-- Records for this exercise follows --

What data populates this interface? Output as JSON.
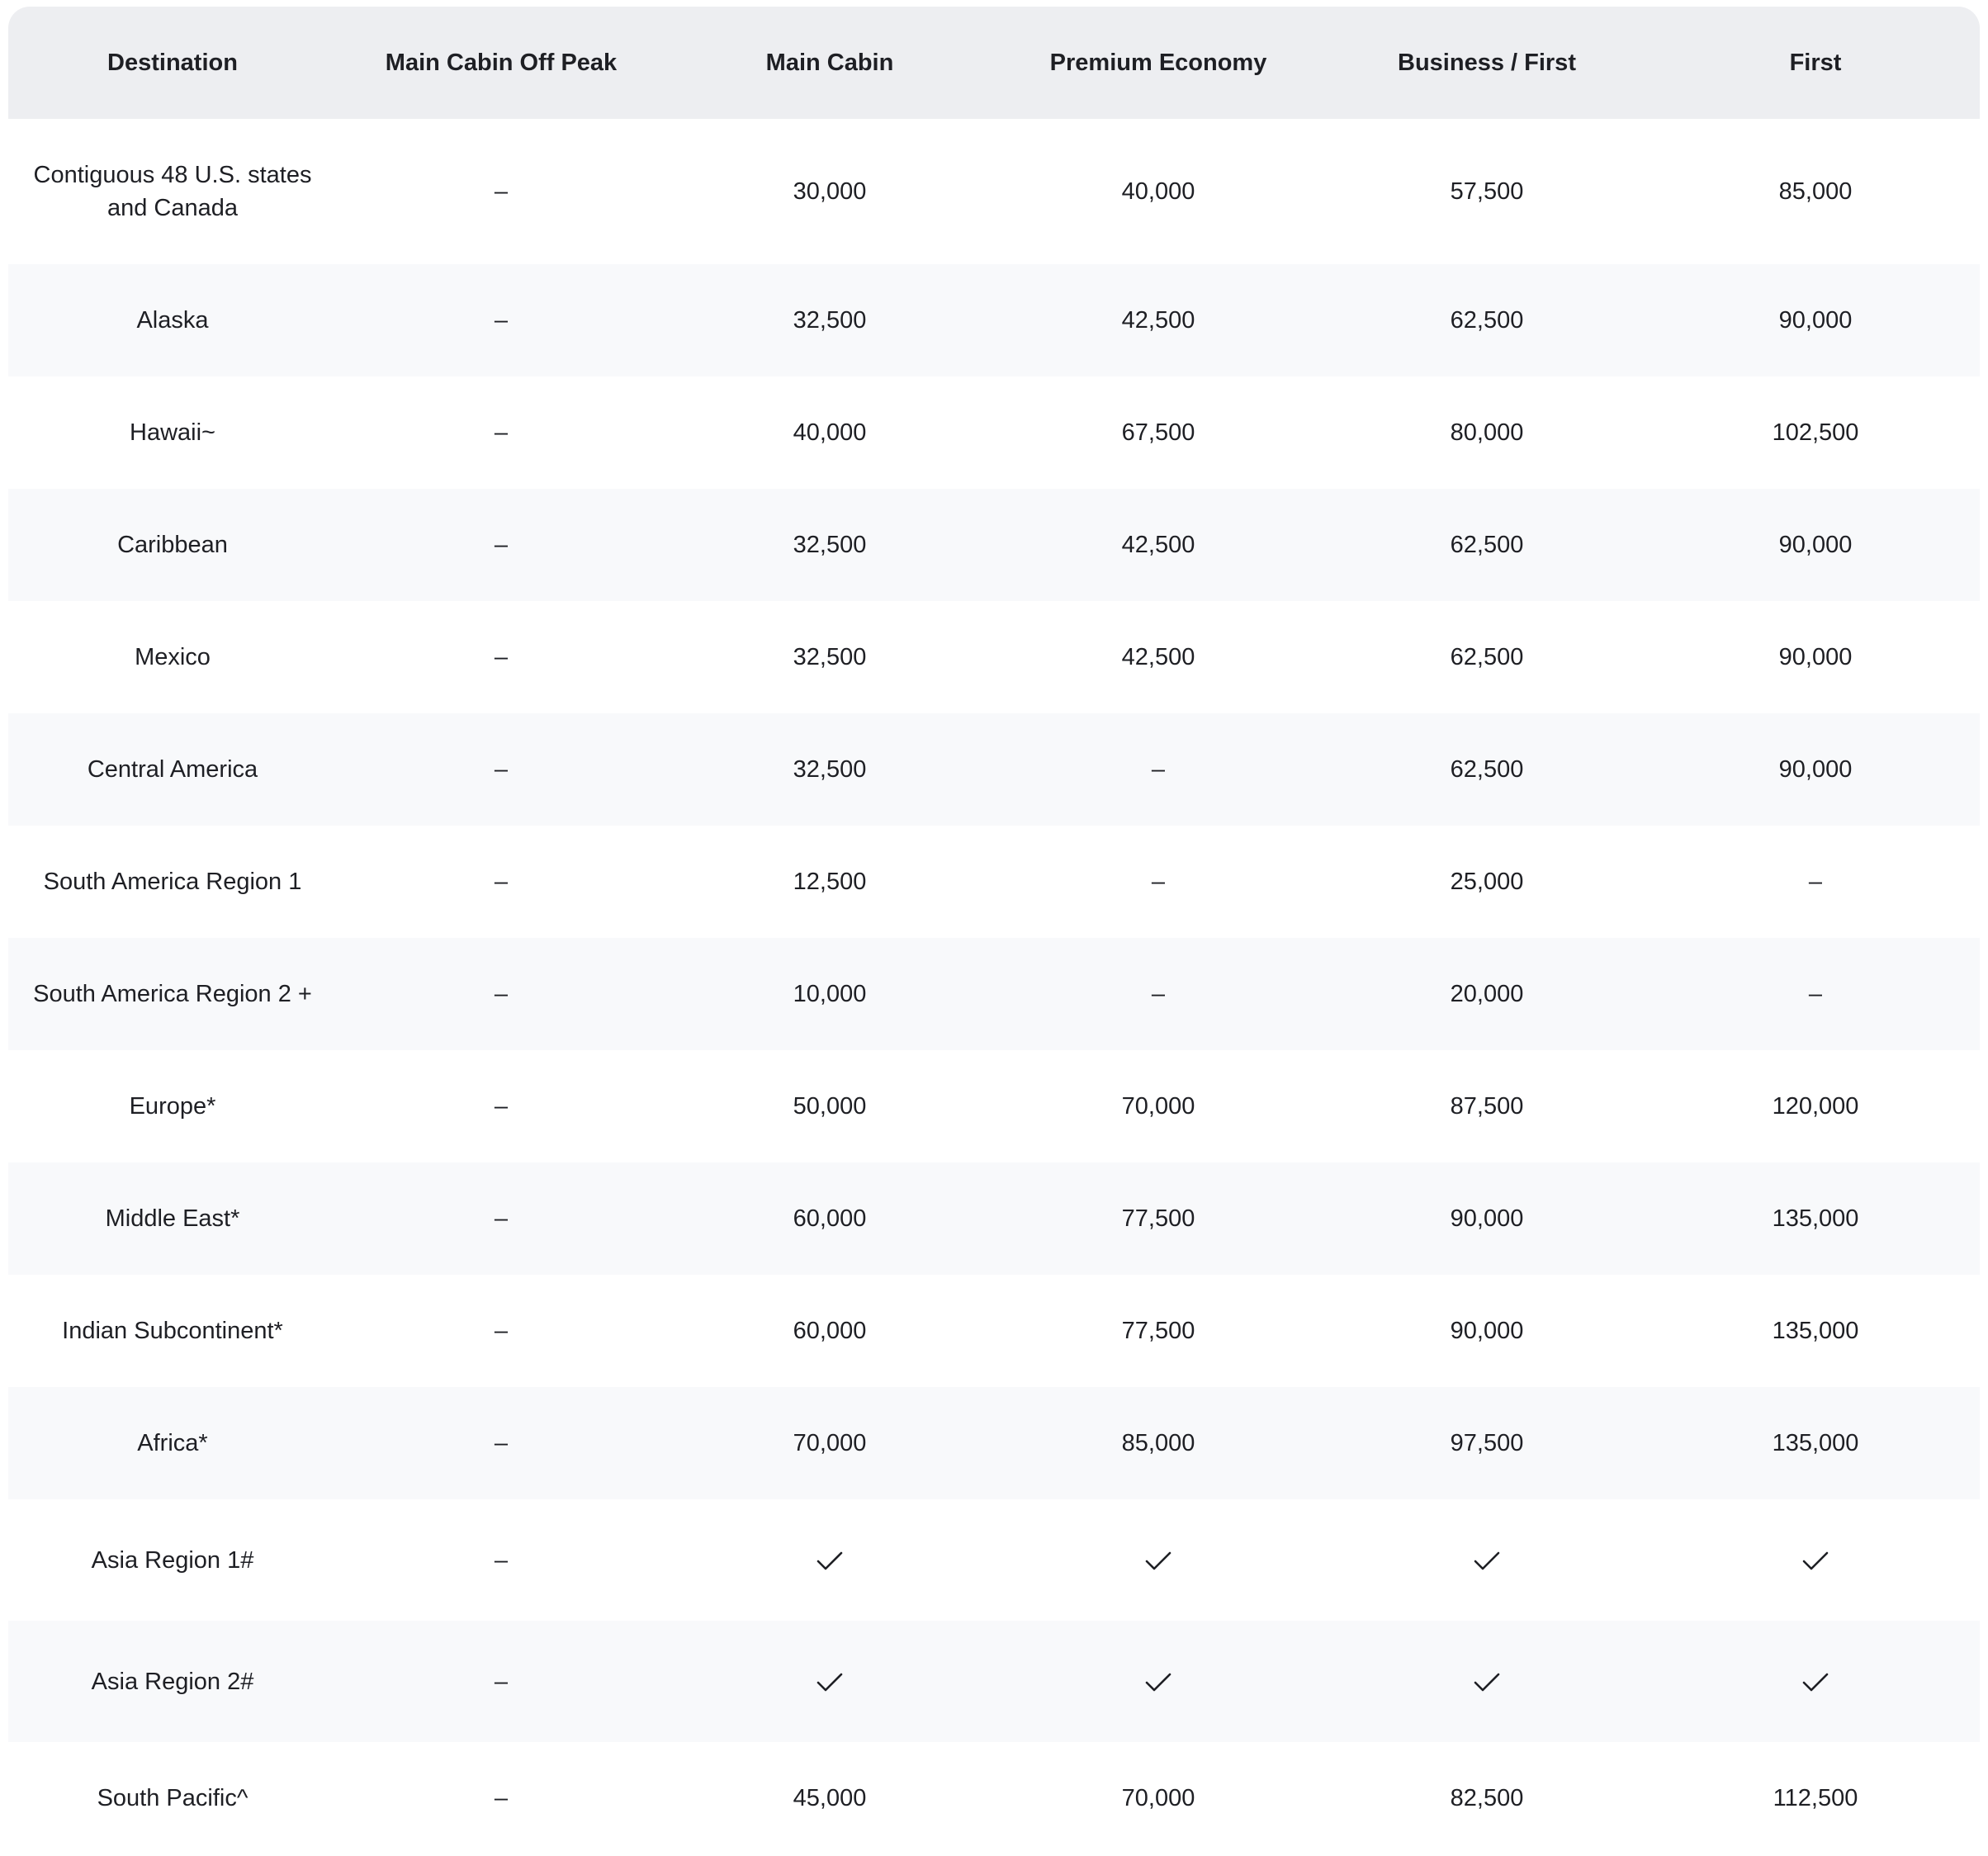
{
  "table": {
    "columns": [
      "Destination",
      "Main Cabin Off Peak",
      "Main Cabin",
      "Premium Economy",
      "Business / First",
      "First"
    ],
    "rows": [
      {
        "cells": [
          "Contiguous 48 U.S. states and Canada",
          "–",
          "30,000",
          "40,000",
          "57,500",
          "85,000"
        ]
      },
      {
        "cells": [
          "Alaska",
          "–",
          "32,500",
          "42,500",
          "62,500",
          "90,000"
        ]
      },
      {
        "cells": [
          "Hawaii~",
          "–",
          "40,000",
          "67,500",
          "80,000",
          "102,500"
        ]
      },
      {
        "cells": [
          "Caribbean",
          "–",
          "32,500",
          "42,500",
          "62,500",
          "90,000"
        ]
      },
      {
        "cells": [
          "Mexico",
          "–",
          "32,500",
          "42,500",
          "62,500",
          "90,000"
        ]
      },
      {
        "cells": [
          "Central America",
          "–",
          "32,500",
          "–",
          "62,500",
          "90,000"
        ]
      },
      {
        "cells": [
          "South America Region 1",
          "–",
          "12,500",
          "–",
          "25,000",
          "–"
        ]
      },
      {
        "cells": [
          "South America Region 2 +",
          "–",
          "10,000",
          "–",
          "20,000",
          "–"
        ]
      },
      {
        "cells": [
          "Europe*",
          "–",
          "50,000",
          "70,000",
          "87,500",
          "120,000"
        ]
      },
      {
        "cells": [
          "Middle East*",
          "–",
          "60,000",
          "77,500",
          "90,000",
          "135,000"
        ]
      },
      {
        "cells": [
          "Indian Subcontinent*",
          "–",
          "60,000",
          "77,500",
          "90,000",
          "135,000"
        ]
      },
      {
        "cells": [
          "Africa*",
          "–",
          "70,000",
          "85,000",
          "97,500",
          "135,000"
        ]
      },
      {
        "cells": [
          "Asia Region 1#",
          "–",
          "check-icon",
          "check-icon",
          "check-icon",
          "check-icon"
        ]
      },
      {
        "cells": [
          "Asia Region 2#",
          "–",
          "check-icon",
          "check-icon",
          "check-icon",
          "check-icon"
        ]
      },
      {
        "cells": [
          "South Pacific^",
          "–",
          "45,000",
          "70,000",
          "82,500",
          "112,500"
        ]
      }
    ]
  },
  "colors": {
    "header_bg": "#edeef1",
    "row_alt_bg": "#f8f9fb",
    "text": "#1e1f24"
  }
}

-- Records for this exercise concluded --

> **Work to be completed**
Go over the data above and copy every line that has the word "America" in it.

> **Answer to this exercise**
          "Central America",
          "South America Region 1",
          "South America Region 2 +",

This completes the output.